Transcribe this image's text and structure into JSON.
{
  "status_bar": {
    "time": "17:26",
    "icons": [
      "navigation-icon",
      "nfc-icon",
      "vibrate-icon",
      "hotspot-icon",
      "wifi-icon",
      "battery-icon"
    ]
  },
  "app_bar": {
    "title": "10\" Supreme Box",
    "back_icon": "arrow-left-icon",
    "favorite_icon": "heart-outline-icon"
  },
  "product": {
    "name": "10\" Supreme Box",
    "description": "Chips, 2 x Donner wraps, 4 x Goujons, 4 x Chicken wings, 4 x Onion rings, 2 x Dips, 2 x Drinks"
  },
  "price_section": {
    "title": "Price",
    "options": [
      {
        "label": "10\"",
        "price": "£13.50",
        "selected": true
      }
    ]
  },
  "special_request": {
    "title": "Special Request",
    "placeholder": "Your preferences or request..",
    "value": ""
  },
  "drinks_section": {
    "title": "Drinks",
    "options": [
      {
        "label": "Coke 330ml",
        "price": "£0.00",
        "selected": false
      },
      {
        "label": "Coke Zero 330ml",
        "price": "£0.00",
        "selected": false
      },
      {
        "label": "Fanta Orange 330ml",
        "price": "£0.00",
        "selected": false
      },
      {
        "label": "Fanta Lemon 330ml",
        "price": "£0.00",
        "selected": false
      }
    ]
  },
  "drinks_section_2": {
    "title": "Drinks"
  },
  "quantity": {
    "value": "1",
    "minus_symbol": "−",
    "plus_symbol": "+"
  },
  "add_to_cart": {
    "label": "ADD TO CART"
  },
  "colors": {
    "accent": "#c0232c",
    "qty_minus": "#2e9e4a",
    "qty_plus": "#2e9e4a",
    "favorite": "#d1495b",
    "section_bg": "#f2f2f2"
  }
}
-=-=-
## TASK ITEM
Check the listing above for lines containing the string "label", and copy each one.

## EXERCISE RESPONSE
        "label": "10\"",
        "label": "Coke 330ml",
        "label": "Coke Zero 330ml",
        "label": "Fanta Orange 330ml",
        "label": "Fanta Lemon 330ml",
    "label": "ADD TO CART"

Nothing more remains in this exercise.